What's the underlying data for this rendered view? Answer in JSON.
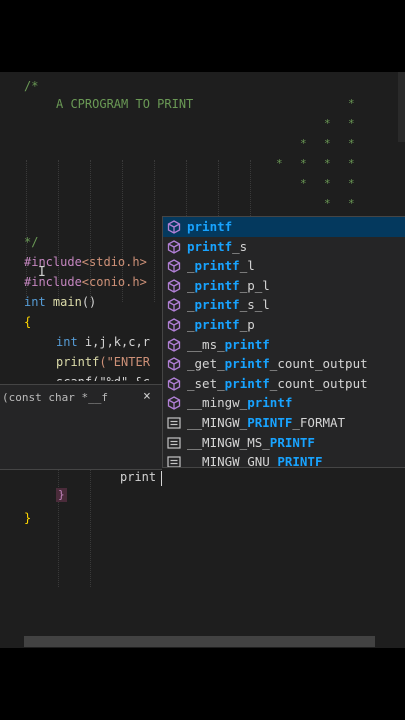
{
  "code": {
    "comment_open": "/*",
    "comment_title": "A CPROGRAM TO PRINT",
    "comment_close": "*/",
    "include1_kw": "#include",
    "include1_hdr": "<stdio.h>",
    "include2_kw": "#include",
    "include2_hdr": "<conio.h>",
    "main_type": "int",
    "main_name": " main",
    "main_parens": "()",
    "open_brace": "{",
    "decl_type": "int",
    "decl_vars": " i,j,k,c,r",
    "printf_call": "printf",
    "printf_args": "(\"ENTER",
    "scanf_partial": "scanf(\"%d\" &c",
    "typed_text": "print",
    "inner_brace": "}",
    "close_brace": "}",
    "pattern_char": "*"
  },
  "hint": {
    "signature": "(const char *__f",
    "close_glyph": "×"
  },
  "suggestions": [
    {
      "prefix": "",
      "match": "printf",
      "suffix": "",
      "icon": "cube-icon",
      "selected": true
    },
    {
      "prefix": "",
      "match": "printf",
      "suffix": "_s",
      "icon": "cube-icon",
      "selected": false
    },
    {
      "prefix": "_",
      "match": "printf",
      "suffix": "_l",
      "icon": "cube-icon",
      "selected": false
    },
    {
      "prefix": "_",
      "match": "printf",
      "suffix": "_p_l",
      "icon": "cube-icon",
      "selected": false
    },
    {
      "prefix": "_",
      "match": "printf",
      "suffix": "_s_l",
      "icon": "cube-icon",
      "selected": false
    },
    {
      "prefix": "_",
      "match": "printf",
      "suffix": "_p",
      "icon": "cube-icon",
      "selected": false
    },
    {
      "prefix": "__ms_",
      "match": "printf",
      "suffix": "",
      "icon": "cube-icon",
      "selected": false
    },
    {
      "prefix": "_get_",
      "match": "printf",
      "suffix": "_count_output",
      "icon": "cube-icon",
      "selected": false
    },
    {
      "prefix": "_set_",
      "match": "printf",
      "suffix": "_count_output",
      "icon": "cube-icon",
      "selected": false
    },
    {
      "prefix": "__mingw_",
      "match": "printf",
      "suffix": "",
      "icon": "cube-icon",
      "selected": false
    },
    {
      "prefix": "__MINGW_",
      "match": "PRINTF",
      "suffix": "_FORMAT",
      "icon": "text-icon",
      "selected": false
    },
    {
      "prefix": "__MINGW_MS_",
      "match": "PRINTF",
      "suffix": "",
      "icon": "text-icon",
      "selected": false
    },
    {
      "prefix": "__MINGW_GNU_",
      "match": "PRINTF",
      "suffix": "",
      "icon": "text-icon",
      "selected": false
    }
  ],
  "colors": {
    "editor_bg": "#1e1e1e",
    "suggest_bg": "#252526",
    "selected_bg": "#04395e",
    "match": "#18a3ff",
    "method_icon": "#b180d7"
  }
}
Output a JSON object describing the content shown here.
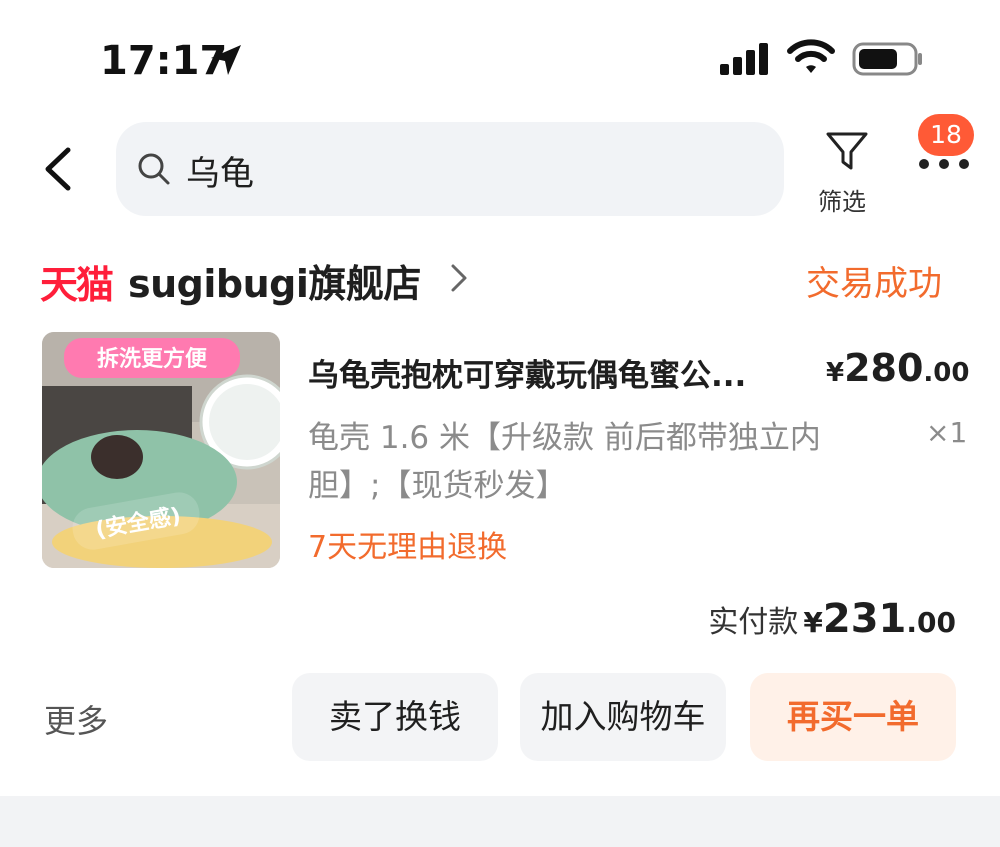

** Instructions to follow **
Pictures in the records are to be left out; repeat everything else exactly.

** Solution to the problem **
What's the underlying data for this rendered view? Answer in JSON.
{
  "code": {
    "comment_open": "/*",
    "comment_title": "A CPROGRAM TO PRINT",
    "comment_close": "*/",
    "include1_kw": "#include",
    "include1_hdr": "<stdio.h>",
    "include2_kw": "#include",
    "include2_hdr": "<conio.h>",
    "main_type": "int",
    "main_name": " main",
    "main_parens": "()",
    "open_brace": "{",
    "decl_type": "int",
    "decl_vars": " i,j,k,c,r",
    "printf_call": "printf",
    "printf_args": "(\"ENTER",
    "scanf_partial": "scanf(\"%d\" &c",
    "typed_text": "print",
    "inner_brace": "}",
    "close_brace": "}",
    "pattern_char": "*"
  },
  "hint": {
    "signature": "(const char *__f",
    "close_glyph": "×"
  },
  "suggestions": [
    {
      "prefix": "",
      "match": "printf",
      "suffix": "",
      "icon": "cube-icon",
      "selected": true
    },
    {
      "prefix": "",
      "match": "printf",
      "suffix": "_s",
      "icon": "cube-icon",
      "selected": false
    },
    {
      "prefix": "_",
      "match": "printf",
      "suffix": "_l",
      "icon": "cube-icon",
      "selected": false
    },
    {
      "prefix": "_",
      "match": "printf",
      "suffix": "_p_l",
      "icon": "cube-icon",
      "selected": false
    },
    {
      "prefix": "_",
      "match": "printf",
      "suffix": "_s_l",
      "icon": "cube-icon",
      "selected": false
    },
    {
      "prefix": "_",
      "match": "printf",
      "suffix": "_p",
      "icon": "cube-icon",
      "selected": false
    },
    {
      "prefix": "__ms_",
      "match": "printf",
      "suffix": "",
      "icon": "cube-icon",
      "selected": false
    },
    {
      "prefix": "_get_",
      "match": "printf",
      "suffix": "_count_output",
      "icon": "cube-icon",
      "selected": false
    },
    {
      "prefix": "_set_",
      "match": "printf",
      "suffix": "_count_output",
      "icon": "cube-icon",
      "selected": false
    },
    {
      "prefix": "__mingw_",
      "match": "printf",
      "suffix": "",
      "icon": "cube-icon",
      "selected": false
    },
    {
      "prefix": "__MINGW_",
      "match": "PRINTF",
      "suffix": "_FORMAT",
      "icon": "text-icon",
      "selected": false
    },
    {
      "prefix": "__MINGW_MS_",
      "match": "PRINTF",
      "suffix": "",
      "icon": "text-icon",
      "selected": false
    },
    {
      "prefix": "__MINGW_GNU_",
      "match": "PRINTF",
      "suffix": "",
      "icon": "text-icon",
      "selected": false
    }
  ],
  "colors": {
    "editor_bg": "#1e1e1e",
    "suggest_bg": "#252526",
    "selected_bg": "#04395e",
    "match": "#18a3ff",
    "method_icon": "#b180d7"
  }
}
Output a JSON object describing the content shown here.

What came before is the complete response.